### YOUR TASK:
Copy each line of the entries below that contains the string "SKEP".

*** Block opens ***

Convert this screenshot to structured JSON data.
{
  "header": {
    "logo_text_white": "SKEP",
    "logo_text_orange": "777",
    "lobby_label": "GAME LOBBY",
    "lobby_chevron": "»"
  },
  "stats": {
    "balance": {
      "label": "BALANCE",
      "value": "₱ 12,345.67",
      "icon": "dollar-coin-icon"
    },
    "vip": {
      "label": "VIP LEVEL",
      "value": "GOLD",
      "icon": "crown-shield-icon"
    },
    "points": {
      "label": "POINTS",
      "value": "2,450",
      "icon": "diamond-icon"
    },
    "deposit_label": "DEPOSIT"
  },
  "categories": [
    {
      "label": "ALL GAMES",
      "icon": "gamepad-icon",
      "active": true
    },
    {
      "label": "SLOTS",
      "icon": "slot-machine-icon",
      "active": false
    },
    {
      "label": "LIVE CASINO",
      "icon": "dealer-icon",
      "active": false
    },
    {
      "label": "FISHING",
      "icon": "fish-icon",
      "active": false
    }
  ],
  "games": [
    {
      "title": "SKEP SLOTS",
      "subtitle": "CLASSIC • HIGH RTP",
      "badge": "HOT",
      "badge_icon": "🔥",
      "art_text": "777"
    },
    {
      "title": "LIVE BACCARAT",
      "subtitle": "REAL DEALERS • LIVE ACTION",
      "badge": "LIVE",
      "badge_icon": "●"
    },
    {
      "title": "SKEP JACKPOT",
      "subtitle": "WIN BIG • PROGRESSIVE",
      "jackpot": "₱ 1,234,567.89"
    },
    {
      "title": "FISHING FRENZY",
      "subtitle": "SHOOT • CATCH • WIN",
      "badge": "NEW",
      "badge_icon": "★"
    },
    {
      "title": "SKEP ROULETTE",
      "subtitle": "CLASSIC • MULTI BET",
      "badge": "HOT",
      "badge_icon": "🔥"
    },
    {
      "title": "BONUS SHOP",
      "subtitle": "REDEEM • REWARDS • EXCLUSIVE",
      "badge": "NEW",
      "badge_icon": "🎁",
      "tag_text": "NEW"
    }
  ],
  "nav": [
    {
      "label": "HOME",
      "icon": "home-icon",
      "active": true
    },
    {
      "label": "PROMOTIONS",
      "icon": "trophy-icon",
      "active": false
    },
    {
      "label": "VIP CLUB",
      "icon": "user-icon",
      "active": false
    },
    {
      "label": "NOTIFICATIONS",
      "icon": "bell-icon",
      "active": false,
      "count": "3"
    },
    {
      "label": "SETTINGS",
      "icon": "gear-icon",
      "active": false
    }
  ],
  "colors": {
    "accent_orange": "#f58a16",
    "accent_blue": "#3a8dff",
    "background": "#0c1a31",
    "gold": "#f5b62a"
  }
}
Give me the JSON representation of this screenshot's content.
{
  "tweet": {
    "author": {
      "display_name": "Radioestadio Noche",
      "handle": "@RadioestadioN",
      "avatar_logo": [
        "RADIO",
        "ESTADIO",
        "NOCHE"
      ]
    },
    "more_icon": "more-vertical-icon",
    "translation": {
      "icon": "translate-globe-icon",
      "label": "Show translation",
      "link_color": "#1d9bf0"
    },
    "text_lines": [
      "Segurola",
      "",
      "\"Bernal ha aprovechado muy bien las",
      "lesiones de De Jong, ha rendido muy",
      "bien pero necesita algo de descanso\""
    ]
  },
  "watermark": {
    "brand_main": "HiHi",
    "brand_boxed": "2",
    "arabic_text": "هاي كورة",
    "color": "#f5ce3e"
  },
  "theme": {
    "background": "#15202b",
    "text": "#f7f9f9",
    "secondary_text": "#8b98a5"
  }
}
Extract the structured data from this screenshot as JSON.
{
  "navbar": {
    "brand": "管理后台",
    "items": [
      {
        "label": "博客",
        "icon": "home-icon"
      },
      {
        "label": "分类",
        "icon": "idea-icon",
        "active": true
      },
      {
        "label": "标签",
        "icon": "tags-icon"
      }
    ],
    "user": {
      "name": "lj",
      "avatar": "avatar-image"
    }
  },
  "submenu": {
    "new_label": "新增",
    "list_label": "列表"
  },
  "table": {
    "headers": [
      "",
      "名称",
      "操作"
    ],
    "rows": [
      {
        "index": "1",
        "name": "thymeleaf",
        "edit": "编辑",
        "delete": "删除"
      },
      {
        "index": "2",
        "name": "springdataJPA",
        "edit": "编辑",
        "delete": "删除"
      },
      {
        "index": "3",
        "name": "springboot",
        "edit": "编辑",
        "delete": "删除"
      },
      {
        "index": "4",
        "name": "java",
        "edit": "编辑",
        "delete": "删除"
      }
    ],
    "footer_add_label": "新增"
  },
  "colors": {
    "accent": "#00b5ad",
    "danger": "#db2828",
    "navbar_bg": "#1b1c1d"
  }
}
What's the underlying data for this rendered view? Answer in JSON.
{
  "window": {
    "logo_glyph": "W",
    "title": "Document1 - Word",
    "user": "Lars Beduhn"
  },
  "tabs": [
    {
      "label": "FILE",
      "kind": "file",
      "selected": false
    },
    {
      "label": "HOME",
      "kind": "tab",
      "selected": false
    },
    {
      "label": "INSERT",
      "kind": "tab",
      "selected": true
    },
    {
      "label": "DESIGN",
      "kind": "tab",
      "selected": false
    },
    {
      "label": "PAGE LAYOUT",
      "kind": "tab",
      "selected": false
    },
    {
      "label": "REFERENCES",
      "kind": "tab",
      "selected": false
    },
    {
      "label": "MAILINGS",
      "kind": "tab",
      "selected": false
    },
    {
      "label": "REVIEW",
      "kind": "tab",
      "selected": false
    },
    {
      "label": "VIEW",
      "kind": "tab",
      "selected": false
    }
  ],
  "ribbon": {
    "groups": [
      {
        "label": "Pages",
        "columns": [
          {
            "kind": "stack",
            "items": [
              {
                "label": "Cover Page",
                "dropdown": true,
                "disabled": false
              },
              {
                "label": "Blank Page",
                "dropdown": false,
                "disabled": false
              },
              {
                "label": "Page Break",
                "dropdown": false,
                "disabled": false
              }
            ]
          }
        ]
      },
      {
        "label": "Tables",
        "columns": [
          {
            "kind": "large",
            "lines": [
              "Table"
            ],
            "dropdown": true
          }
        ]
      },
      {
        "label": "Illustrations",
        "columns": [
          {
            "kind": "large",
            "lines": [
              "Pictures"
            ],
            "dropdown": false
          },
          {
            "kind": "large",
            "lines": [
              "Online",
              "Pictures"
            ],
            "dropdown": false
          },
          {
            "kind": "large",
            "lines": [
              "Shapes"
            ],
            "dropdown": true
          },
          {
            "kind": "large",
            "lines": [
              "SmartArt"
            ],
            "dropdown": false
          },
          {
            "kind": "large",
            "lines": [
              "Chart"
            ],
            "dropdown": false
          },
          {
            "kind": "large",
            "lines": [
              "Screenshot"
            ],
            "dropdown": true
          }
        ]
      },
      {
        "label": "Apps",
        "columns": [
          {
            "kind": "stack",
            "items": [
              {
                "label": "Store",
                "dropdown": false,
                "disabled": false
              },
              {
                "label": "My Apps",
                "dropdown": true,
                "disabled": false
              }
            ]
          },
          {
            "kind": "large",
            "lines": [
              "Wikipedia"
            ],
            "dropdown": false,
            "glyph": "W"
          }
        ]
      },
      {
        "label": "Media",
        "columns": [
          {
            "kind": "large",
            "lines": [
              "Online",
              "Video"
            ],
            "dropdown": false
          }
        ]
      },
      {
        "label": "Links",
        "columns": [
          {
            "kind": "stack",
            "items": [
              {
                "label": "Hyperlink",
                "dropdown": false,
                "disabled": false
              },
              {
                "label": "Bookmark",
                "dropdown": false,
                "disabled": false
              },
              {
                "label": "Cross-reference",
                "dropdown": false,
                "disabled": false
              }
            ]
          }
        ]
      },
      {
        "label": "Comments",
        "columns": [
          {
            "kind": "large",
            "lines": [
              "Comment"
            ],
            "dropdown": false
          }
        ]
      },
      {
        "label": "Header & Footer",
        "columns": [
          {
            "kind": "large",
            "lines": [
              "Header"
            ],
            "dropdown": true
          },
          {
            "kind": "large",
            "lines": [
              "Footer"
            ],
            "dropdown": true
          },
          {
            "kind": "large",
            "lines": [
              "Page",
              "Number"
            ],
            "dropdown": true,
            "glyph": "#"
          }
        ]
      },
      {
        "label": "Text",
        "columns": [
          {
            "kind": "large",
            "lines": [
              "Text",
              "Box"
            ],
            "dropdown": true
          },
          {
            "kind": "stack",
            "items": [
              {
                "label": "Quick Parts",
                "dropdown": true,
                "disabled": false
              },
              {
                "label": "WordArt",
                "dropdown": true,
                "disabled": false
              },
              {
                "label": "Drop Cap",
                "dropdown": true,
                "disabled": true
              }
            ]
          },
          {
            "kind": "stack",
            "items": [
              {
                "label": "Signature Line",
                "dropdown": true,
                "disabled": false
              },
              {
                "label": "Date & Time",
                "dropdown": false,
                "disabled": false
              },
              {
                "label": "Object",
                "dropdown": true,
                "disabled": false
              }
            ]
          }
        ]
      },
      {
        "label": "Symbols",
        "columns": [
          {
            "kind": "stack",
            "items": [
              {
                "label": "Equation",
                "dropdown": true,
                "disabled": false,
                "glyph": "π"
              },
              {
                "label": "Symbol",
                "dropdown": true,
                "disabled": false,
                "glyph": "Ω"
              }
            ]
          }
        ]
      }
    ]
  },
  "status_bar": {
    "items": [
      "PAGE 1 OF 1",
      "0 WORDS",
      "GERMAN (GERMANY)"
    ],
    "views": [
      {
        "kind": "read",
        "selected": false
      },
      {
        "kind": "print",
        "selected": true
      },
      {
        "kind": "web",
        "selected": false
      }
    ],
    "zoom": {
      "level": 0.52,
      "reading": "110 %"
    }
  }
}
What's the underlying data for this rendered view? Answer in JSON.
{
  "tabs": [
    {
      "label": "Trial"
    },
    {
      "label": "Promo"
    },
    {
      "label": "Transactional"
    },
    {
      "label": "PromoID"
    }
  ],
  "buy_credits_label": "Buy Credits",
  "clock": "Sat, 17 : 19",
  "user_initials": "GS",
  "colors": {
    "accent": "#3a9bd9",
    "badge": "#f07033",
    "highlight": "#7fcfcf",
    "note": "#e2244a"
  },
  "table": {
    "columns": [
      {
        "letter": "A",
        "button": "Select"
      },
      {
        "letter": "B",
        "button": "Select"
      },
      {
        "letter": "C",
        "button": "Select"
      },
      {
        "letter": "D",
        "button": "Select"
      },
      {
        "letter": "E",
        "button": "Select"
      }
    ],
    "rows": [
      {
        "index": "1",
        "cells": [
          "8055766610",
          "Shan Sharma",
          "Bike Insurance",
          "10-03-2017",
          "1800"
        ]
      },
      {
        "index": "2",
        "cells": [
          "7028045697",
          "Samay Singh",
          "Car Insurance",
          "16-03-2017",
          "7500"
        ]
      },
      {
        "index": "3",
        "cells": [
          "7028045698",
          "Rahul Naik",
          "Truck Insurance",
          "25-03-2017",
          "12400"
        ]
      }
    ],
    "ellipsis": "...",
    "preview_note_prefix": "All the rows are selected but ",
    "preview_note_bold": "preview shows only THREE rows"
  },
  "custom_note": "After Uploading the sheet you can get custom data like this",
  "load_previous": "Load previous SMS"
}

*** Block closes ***

### THE ANSWER:
    "logo_text_white": "SKEP",
      "title": "SKEP SLOTS",
      "title": "SKEP JACKPOT",
      "title": "SKEP ROULETTE",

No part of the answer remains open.